EXERCISE MATERIAL ::
• • • •
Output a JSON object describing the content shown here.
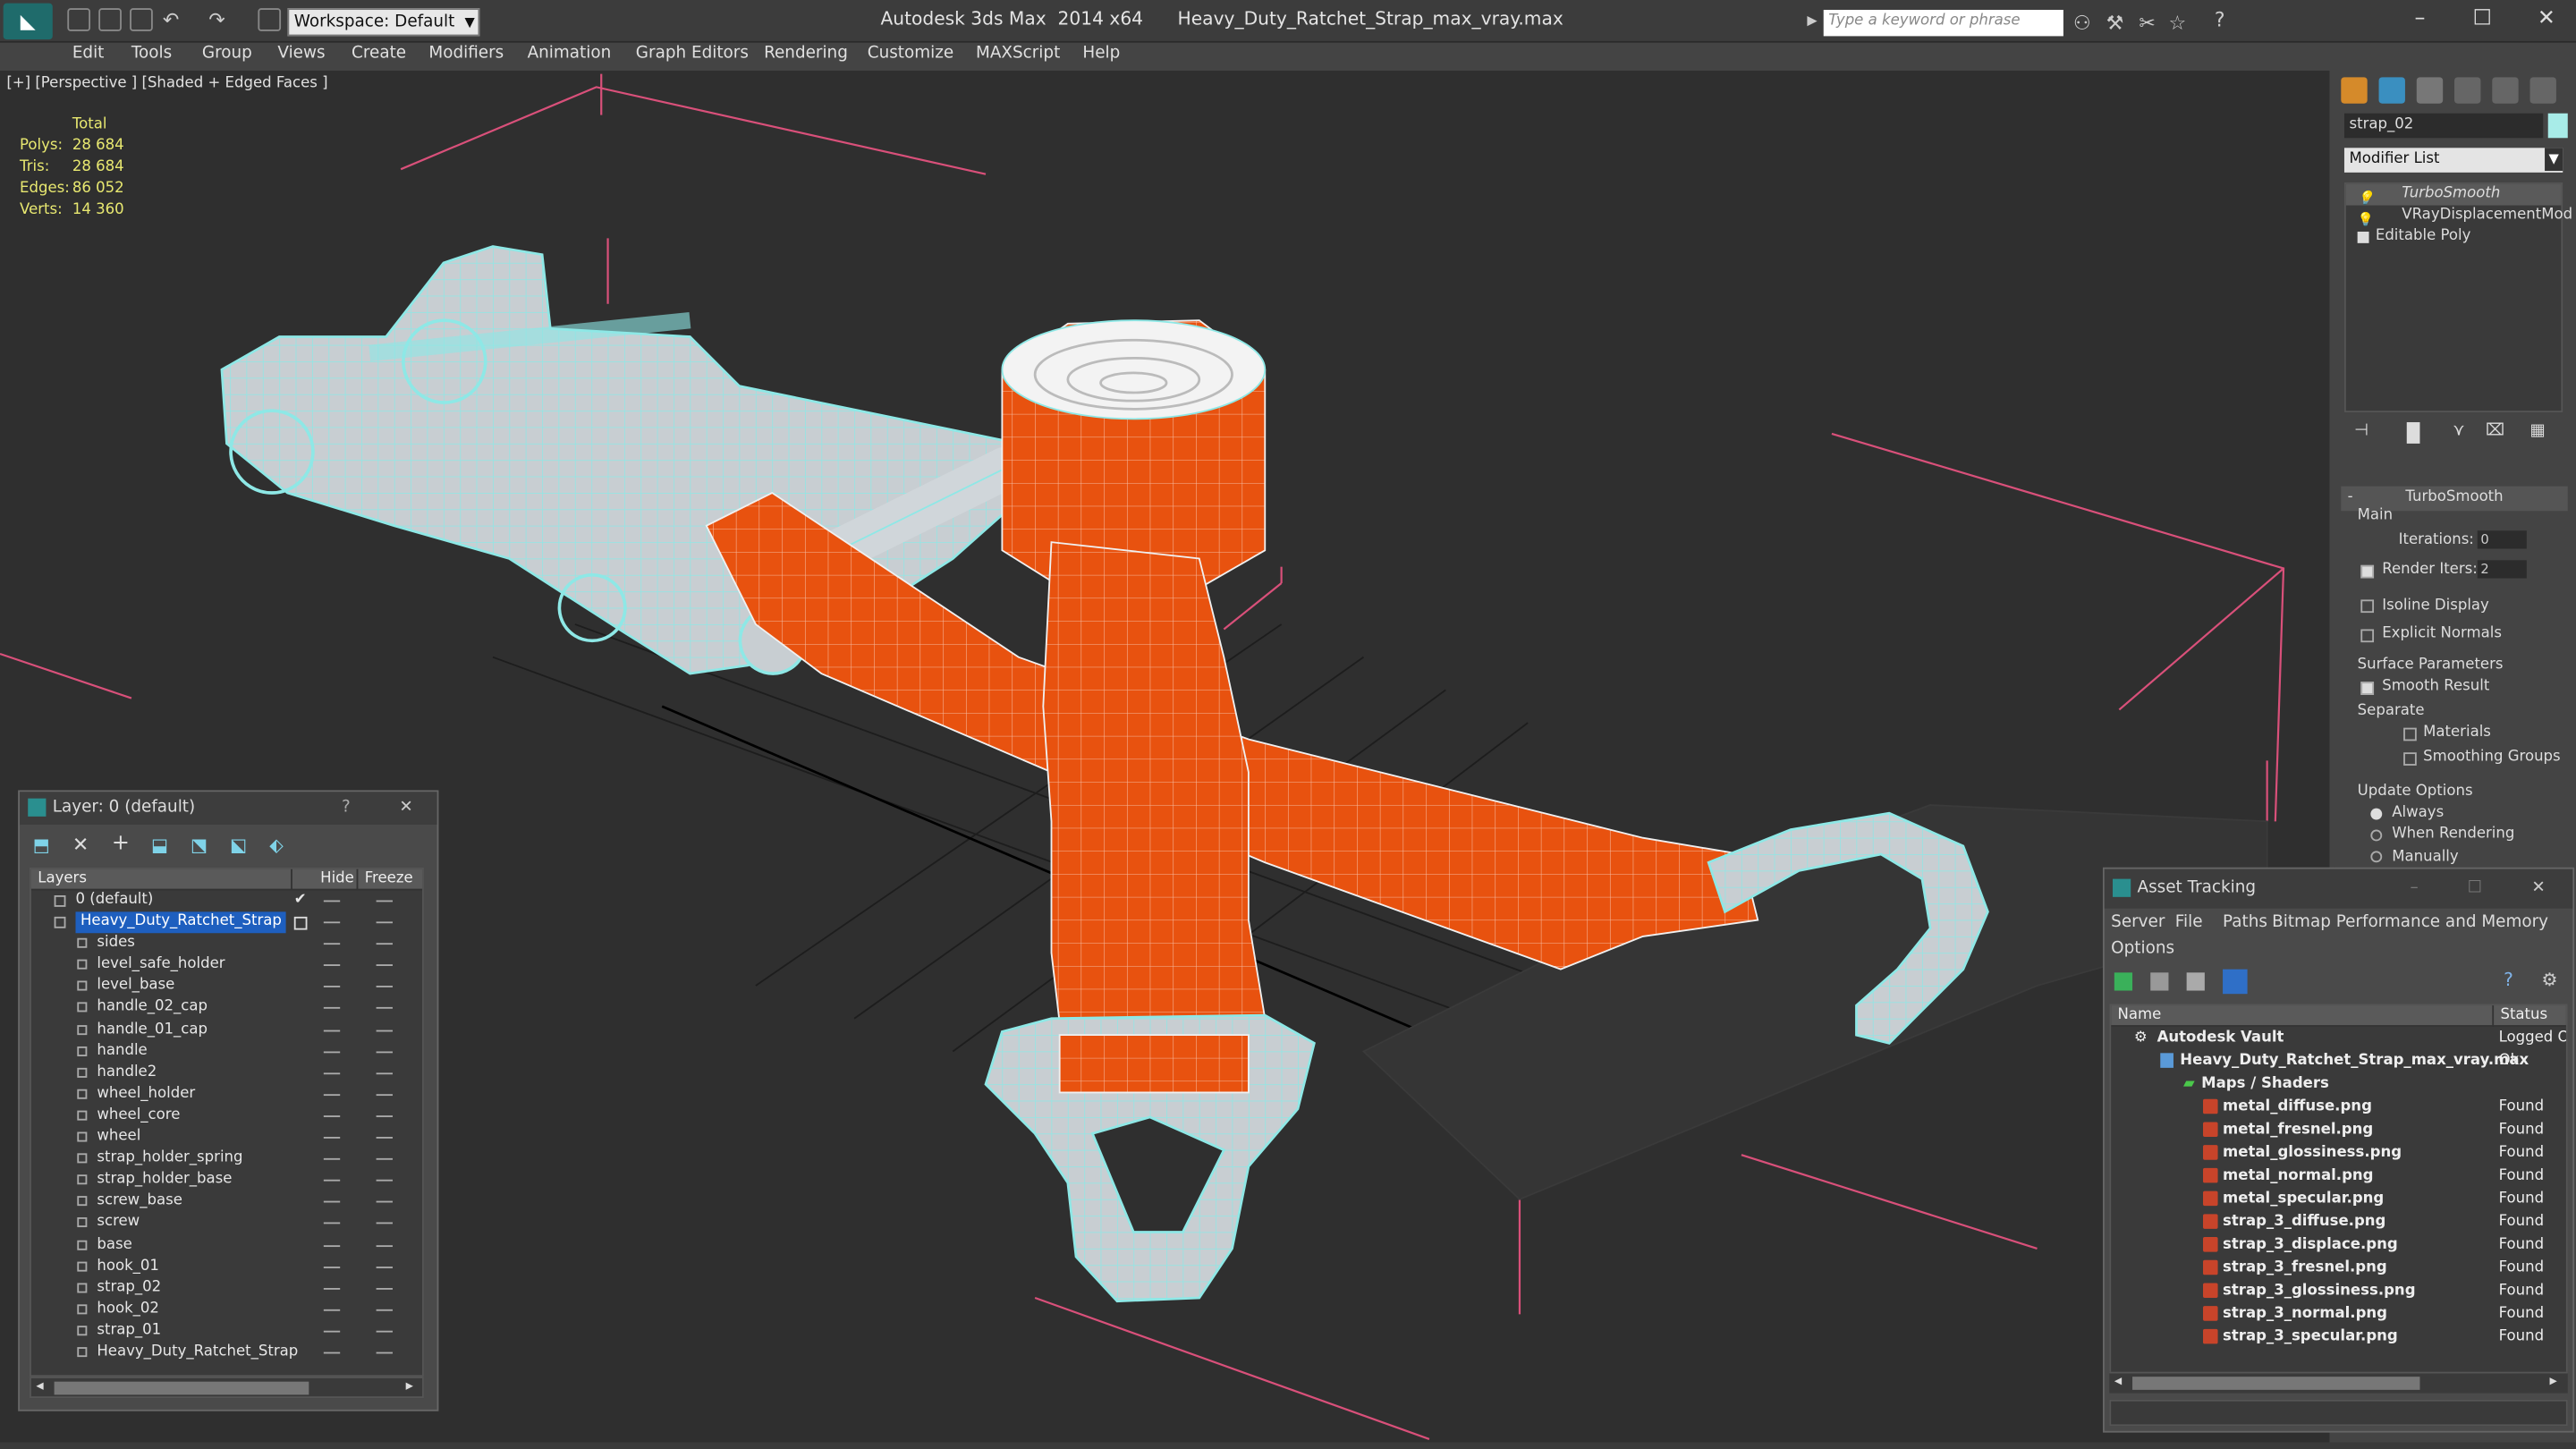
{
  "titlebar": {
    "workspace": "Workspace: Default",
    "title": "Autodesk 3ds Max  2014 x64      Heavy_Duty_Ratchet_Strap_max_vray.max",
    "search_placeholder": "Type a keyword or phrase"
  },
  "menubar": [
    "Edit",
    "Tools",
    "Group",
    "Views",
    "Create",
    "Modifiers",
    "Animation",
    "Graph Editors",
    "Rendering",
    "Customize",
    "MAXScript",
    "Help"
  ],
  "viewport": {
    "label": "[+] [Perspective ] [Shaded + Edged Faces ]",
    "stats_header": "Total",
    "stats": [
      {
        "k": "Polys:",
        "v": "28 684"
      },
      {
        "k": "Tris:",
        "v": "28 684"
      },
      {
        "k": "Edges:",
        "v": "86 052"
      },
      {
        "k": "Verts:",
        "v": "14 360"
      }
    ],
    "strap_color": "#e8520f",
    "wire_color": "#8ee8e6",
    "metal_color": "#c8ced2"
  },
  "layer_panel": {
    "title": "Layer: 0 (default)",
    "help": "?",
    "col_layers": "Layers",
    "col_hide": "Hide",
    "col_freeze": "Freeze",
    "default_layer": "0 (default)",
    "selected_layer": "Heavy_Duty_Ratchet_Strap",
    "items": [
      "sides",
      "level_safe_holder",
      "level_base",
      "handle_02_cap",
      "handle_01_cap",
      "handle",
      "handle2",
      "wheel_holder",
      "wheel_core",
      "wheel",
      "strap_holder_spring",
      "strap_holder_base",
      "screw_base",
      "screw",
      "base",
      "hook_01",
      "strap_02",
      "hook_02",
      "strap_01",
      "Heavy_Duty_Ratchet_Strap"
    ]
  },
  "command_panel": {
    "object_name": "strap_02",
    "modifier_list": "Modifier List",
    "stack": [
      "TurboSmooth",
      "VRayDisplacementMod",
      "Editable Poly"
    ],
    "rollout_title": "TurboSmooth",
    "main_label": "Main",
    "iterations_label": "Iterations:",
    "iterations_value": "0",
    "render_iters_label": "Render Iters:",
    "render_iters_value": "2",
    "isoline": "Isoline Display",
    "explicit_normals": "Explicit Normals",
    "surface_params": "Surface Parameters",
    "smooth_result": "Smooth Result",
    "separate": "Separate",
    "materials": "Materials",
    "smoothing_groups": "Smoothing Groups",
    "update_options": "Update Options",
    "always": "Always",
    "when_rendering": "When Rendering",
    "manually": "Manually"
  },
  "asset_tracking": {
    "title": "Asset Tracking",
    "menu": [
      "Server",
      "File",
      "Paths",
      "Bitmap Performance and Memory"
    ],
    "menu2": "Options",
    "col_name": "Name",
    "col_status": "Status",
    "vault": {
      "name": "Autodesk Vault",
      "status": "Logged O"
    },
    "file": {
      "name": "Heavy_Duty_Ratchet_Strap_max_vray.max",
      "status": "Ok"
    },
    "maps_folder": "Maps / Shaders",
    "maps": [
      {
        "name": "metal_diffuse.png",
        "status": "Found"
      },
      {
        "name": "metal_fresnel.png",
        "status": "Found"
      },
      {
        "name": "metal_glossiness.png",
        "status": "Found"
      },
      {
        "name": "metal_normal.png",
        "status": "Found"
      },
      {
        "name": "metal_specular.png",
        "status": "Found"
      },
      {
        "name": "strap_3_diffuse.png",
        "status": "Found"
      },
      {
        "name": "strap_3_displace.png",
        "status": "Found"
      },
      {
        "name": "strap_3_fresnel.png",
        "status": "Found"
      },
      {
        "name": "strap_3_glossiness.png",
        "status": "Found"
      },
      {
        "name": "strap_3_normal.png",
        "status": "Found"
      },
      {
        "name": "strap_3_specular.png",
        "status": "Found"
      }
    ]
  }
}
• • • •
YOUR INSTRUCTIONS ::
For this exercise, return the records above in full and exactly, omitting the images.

RESPONSE ::
Output a JSON object describing the content shown here.
{
  "titlebar": {
    "workspace": "Workspace: Default",
    "title": "Autodesk 3ds Max  2014 x64      Heavy_Duty_Ratchet_Strap_max_vray.max",
    "search_placeholder": "Type a keyword or phrase"
  },
  "menubar": [
    "Edit",
    "Tools",
    "Group",
    "Views",
    "Create",
    "Modifiers",
    "Animation",
    "Graph Editors",
    "Rendering",
    "Customize",
    "MAXScript",
    "Help"
  ],
  "viewport": {
    "label": "[+] [Perspective ] [Shaded + Edged Faces ]",
    "stats_header": "Total",
    "stats": [
      {
        "k": "Polys:",
        "v": "28 684"
      },
      {
        "k": "Tris:",
        "v": "28 684"
      },
      {
        "k": "Edges:",
        "v": "86 052"
      },
      {
        "k": "Verts:",
        "v": "14 360"
      }
    ],
    "strap_color": "#e8520f",
    "wire_color": "#8ee8e6",
    "metal_color": "#c8ced2"
  },
  "layer_panel": {
    "title": "Layer: 0 (default)",
    "help": "?",
    "col_layers": "Layers",
    "col_hide": "Hide",
    "col_freeze": "Freeze",
    "default_layer": "0 (default)",
    "selected_layer": "Heavy_Duty_Ratchet_Strap",
    "items": [
      "sides",
      "level_safe_holder",
      "level_base",
      "handle_02_cap",
      "handle_01_cap",
      "handle",
      "handle2",
      "wheel_holder",
      "wheel_core",
      "wheel",
      "strap_holder_spring",
      "strap_holder_base",
      "screw_base",
      "screw",
      "base",
      "hook_01",
      "strap_02",
      "hook_02",
      "strap_01",
      "Heavy_Duty_Ratchet_Strap"
    ]
  },
  "command_panel": {
    "object_name": "strap_02",
    "modifier_list": "Modifier List",
    "stack": [
      "TurboSmooth",
      "VRayDisplacementMod",
      "Editable Poly"
    ],
    "rollout_title": "TurboSmooth",
    "main_label": "Main",
    "iterations_label": "Iterations:",
    "iterations_value": "0",
    "render_iters_label": "Render Iters:",
    "render_iters_value": "2",
    "isoline": "Isoline Display",
    "explicit_normals": "Explicit Normals",
    "surface_params": "Surface Parameters",
    "smooth_result": "Smooth Result",
    "separate": "Separate",
    "materials": "Materials",
    "smoothing_groups": "Smoothing Groups",
    "update_options": "Update Options",
    "always": "Always",
    "when_rendering": "When Rendering",
    "manually": "Manually"
  },
  "asset_tracking": {
    "title": "Asset Tracking",
    "menu": [
      "Server",
      "File",
      "Paths",
      "Bitmap Performance and Memory"
    ],
    "menu2": "Options",
    "col_name": "Name",
    "col_status": "Status",
    "vault": {
      "name": "Autodesk Vault",
      "status": "Logged O"
    },
    "file": {
      "name": "Heavy_Duty_Ratchet_Strap_max_vray.max",
      "status": "Ok"
    },
    "maps_folder": "Maps / Shaders",
    "maps": [
      {
        "name": "metal_diffuse.png",
        "status": "Found"
      },
      {
        "name": "metal_fresnel.png",
        "status": "Found"
      },
      {
        "name": "metal_glossiness.png",
        "status": "Found"
      },
      {
        "name": "metal_normal.png",
        "status": "Found"
      },
      {
        "name": "metal_specular.png",
        "status": "Found"
      },
      {
        "name": "strap_3_diffuse.png",
        "status": "Found"
      },
      {
        "name": "strap_3_displace.png",
        "status": "Found"
      },
      {
        "name": "strap_3_fresnel.png",
        "status": "Found"
      },
      {
        "name": "strap_3_glossiness.png",
        "status": "Found"
      },
      {
        "name": "strap_3_normal.png",
        "status": "Found"
      },
      {
        "name": "strap_3_specular.png",
        "status": "Found"
      }
    ]
  }
}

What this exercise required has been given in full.